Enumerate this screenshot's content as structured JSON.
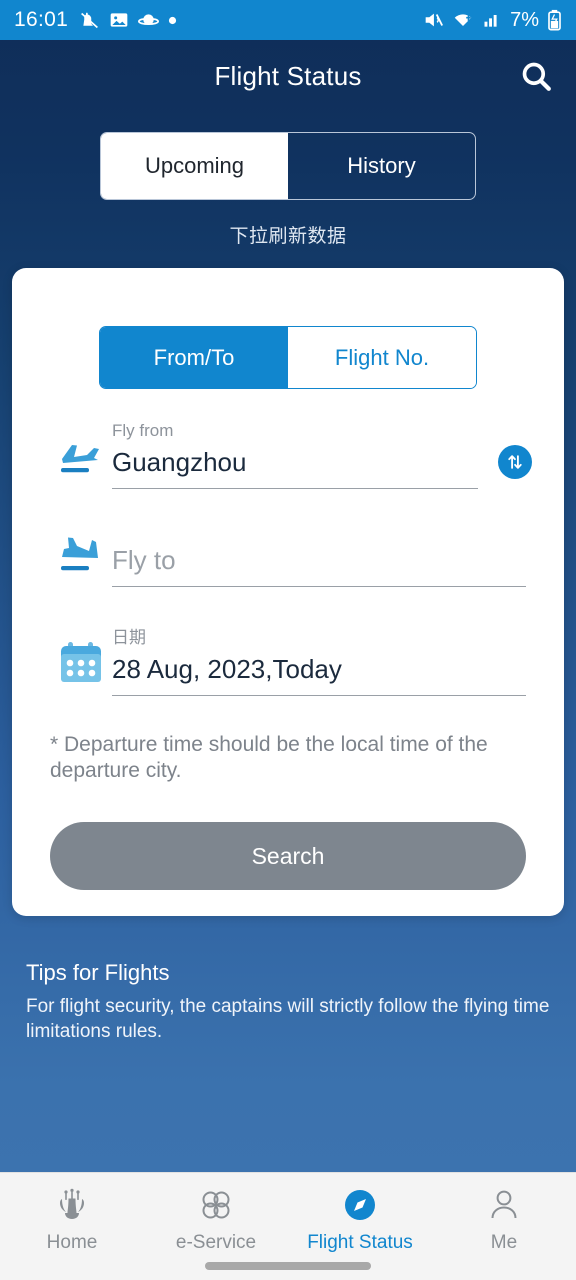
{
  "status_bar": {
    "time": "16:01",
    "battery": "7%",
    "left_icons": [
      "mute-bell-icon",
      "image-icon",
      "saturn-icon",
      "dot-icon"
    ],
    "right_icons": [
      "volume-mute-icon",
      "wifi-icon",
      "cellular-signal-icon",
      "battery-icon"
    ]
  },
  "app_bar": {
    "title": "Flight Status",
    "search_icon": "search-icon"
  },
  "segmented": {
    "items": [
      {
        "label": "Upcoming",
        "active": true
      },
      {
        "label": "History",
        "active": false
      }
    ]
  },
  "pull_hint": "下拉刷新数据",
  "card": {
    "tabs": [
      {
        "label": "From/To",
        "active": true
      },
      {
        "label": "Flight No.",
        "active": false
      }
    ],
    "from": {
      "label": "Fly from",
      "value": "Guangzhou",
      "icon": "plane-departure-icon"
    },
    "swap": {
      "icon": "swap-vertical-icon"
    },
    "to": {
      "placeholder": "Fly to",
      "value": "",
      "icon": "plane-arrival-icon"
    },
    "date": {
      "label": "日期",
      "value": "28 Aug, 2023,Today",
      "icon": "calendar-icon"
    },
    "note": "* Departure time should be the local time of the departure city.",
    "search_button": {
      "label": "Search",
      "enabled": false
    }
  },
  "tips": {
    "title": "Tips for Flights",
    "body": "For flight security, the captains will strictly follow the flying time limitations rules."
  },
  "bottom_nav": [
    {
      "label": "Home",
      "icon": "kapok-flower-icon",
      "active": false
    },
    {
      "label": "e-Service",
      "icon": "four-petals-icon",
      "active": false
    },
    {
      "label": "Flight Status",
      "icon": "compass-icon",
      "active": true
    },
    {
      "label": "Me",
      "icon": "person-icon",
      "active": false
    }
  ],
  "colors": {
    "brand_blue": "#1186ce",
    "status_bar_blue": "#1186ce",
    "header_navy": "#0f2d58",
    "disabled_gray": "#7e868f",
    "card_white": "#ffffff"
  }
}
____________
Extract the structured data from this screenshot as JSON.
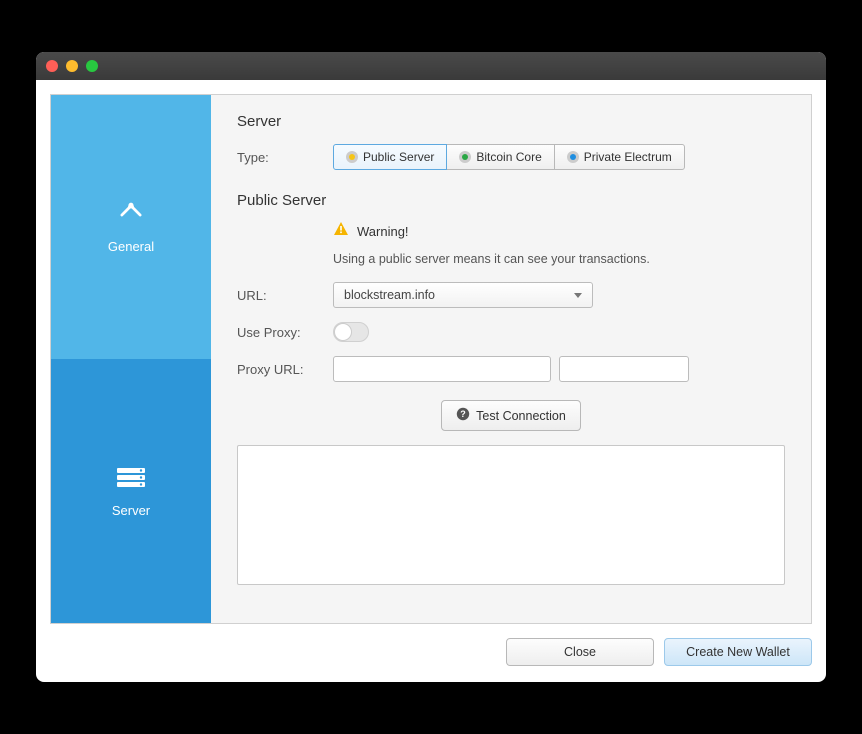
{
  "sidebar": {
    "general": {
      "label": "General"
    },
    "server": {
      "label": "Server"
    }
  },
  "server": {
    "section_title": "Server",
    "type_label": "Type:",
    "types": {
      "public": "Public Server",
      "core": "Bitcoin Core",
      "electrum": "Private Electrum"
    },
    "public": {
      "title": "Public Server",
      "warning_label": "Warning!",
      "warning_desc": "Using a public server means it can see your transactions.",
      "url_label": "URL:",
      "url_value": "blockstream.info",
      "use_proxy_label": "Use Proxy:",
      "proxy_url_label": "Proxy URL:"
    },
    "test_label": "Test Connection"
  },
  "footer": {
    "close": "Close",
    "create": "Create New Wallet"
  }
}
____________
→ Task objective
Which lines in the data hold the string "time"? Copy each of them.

→ Response area
    "time": "16:01",
    "note": "* Departure time should be the local time of the departure city.",
    "body": "For flight security, the captains will strictly follow the flying time limitations rules."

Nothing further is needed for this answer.